------ Material supplied ------
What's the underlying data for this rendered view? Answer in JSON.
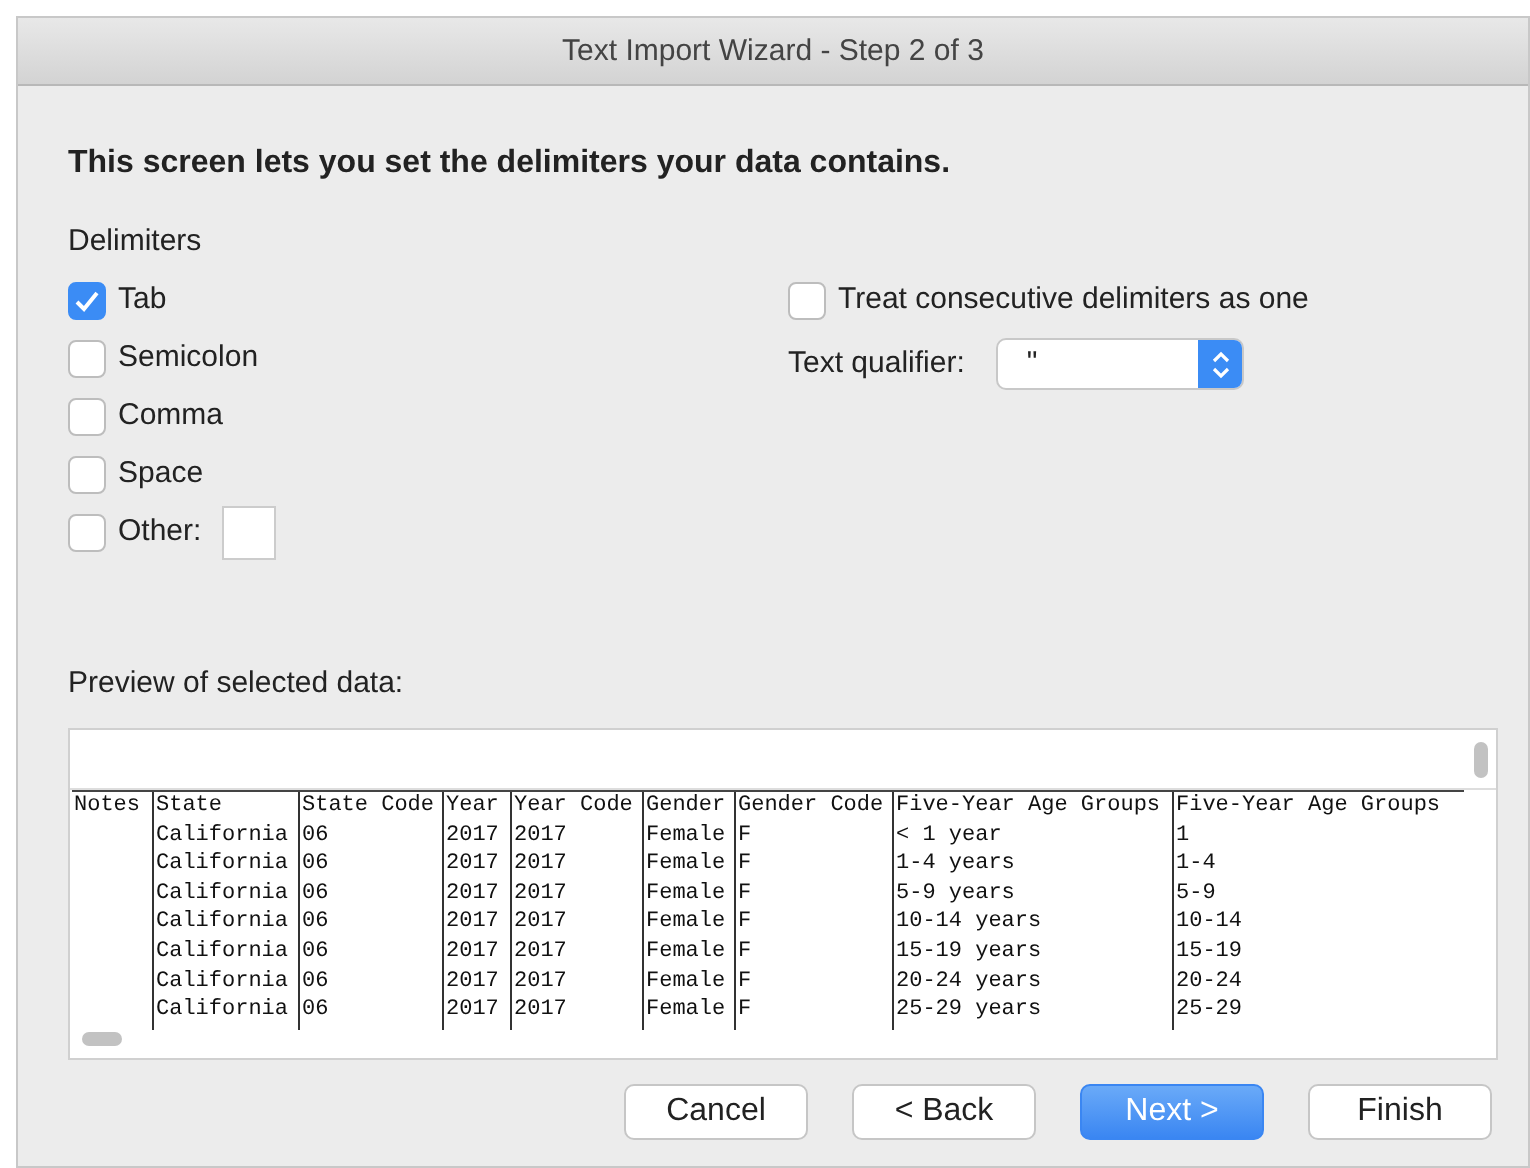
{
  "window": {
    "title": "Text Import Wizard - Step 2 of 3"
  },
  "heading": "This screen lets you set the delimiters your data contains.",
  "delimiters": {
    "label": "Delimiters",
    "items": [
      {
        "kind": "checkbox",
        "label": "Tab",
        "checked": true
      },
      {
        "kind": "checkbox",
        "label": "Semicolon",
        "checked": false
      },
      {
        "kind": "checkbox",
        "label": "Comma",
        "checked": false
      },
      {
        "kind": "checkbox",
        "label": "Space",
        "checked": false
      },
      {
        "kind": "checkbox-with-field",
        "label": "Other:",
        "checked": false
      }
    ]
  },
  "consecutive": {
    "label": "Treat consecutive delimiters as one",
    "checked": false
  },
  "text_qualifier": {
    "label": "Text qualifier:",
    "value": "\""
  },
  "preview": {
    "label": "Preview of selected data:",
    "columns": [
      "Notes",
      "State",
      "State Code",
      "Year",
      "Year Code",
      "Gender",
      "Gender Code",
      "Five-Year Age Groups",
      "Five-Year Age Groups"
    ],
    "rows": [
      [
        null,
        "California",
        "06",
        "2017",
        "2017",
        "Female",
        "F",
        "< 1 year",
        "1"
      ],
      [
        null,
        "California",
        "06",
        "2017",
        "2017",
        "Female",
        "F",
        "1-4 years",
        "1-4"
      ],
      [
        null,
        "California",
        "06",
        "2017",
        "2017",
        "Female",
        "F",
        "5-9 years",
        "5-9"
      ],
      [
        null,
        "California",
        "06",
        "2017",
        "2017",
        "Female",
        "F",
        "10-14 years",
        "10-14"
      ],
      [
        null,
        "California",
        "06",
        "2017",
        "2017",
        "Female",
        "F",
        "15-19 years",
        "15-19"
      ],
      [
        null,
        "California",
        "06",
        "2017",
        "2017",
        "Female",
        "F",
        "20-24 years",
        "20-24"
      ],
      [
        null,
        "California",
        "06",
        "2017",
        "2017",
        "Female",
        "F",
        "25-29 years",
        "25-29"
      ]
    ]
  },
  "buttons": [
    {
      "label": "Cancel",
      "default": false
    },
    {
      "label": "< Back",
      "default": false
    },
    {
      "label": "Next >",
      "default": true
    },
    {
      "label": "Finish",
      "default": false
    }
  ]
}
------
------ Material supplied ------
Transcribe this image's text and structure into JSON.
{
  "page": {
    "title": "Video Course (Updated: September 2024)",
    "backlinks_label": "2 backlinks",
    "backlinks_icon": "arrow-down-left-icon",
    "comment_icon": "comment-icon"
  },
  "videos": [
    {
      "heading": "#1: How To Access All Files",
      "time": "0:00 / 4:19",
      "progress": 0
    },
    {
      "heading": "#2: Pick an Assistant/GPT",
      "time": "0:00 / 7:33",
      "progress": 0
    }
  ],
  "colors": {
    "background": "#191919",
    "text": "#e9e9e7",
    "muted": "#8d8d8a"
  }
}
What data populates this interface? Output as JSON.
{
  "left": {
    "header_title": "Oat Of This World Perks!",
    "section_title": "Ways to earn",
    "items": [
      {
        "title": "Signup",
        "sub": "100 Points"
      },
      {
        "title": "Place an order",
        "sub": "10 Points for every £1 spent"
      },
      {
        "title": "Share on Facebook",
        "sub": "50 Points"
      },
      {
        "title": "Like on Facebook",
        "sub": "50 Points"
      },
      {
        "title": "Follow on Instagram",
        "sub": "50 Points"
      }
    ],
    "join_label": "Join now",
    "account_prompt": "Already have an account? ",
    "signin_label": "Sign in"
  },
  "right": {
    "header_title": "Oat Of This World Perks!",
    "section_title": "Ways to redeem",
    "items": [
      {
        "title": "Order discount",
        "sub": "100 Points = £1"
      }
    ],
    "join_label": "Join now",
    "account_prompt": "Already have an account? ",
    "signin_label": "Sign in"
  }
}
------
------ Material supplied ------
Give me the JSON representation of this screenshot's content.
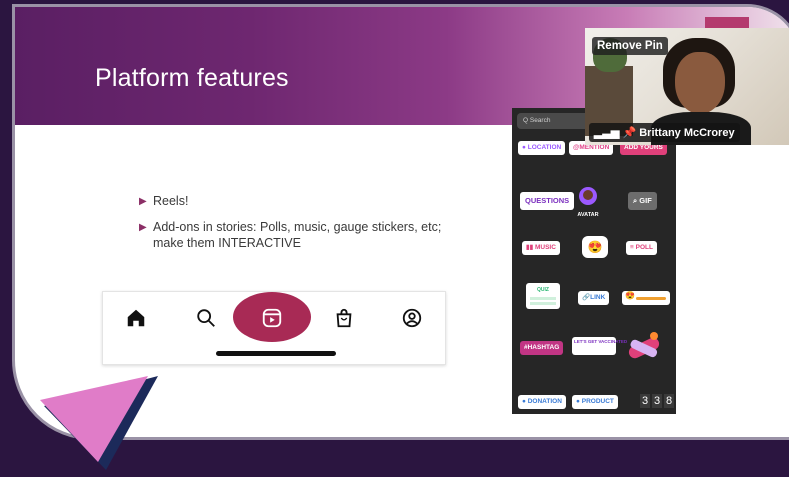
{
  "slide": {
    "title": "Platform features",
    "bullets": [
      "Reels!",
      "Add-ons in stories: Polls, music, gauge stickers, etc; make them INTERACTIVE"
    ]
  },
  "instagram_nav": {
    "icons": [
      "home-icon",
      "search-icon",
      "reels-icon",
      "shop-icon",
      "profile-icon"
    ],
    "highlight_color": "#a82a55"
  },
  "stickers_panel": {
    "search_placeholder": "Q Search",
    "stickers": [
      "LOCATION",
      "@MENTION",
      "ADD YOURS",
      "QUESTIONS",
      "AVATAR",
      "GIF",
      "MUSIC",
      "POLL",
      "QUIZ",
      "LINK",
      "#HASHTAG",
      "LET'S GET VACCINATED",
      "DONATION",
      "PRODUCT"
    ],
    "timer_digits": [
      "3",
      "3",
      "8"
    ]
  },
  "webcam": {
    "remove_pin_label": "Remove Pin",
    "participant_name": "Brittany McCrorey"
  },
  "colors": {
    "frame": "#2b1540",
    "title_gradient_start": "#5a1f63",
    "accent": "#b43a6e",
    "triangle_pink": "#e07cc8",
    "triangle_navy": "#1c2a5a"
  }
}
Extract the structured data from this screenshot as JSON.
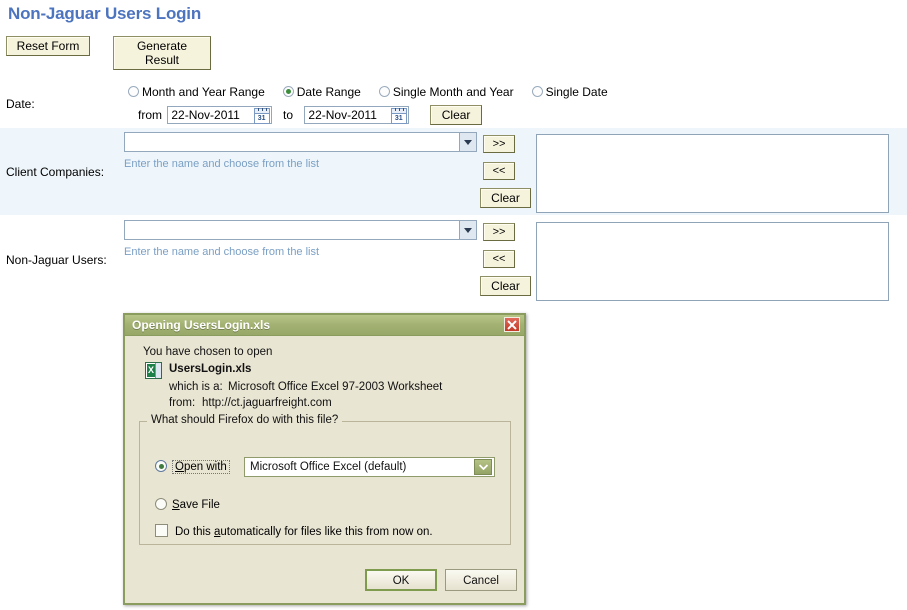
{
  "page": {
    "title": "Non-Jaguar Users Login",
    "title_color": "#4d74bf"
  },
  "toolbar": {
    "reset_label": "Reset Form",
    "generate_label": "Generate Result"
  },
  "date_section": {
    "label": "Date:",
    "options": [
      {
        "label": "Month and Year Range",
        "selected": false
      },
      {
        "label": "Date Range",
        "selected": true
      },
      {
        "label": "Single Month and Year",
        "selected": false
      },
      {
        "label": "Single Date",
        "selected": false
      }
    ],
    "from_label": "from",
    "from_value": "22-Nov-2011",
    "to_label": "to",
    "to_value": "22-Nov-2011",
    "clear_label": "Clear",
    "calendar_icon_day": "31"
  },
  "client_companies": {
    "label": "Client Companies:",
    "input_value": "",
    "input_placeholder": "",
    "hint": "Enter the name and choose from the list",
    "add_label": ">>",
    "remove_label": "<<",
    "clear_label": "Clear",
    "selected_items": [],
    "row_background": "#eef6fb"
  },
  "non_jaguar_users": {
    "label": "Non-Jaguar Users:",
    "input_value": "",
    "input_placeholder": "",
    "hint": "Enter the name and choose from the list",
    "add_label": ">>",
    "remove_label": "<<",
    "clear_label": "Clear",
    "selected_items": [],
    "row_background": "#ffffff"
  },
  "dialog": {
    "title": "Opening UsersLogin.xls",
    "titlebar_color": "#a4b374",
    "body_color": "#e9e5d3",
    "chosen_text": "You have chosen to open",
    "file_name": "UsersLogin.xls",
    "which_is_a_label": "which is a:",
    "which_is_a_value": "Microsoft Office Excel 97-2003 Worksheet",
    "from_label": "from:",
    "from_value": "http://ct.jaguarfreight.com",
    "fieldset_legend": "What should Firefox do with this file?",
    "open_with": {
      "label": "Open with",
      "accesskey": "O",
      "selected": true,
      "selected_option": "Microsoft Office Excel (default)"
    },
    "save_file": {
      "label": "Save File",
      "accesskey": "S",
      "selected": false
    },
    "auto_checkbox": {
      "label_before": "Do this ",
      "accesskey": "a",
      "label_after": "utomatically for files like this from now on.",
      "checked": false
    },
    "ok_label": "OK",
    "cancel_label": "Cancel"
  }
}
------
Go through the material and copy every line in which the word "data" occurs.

The completed task
What's the underlying data for this rendered view? Answer in JSON.
  "heading": "This screen lets you set the delimiters your data contains.",
    "label": "Preview of selected data:",
What data populates this interface? Output as JSON.
Extract the structured data from this screenshot as JSON.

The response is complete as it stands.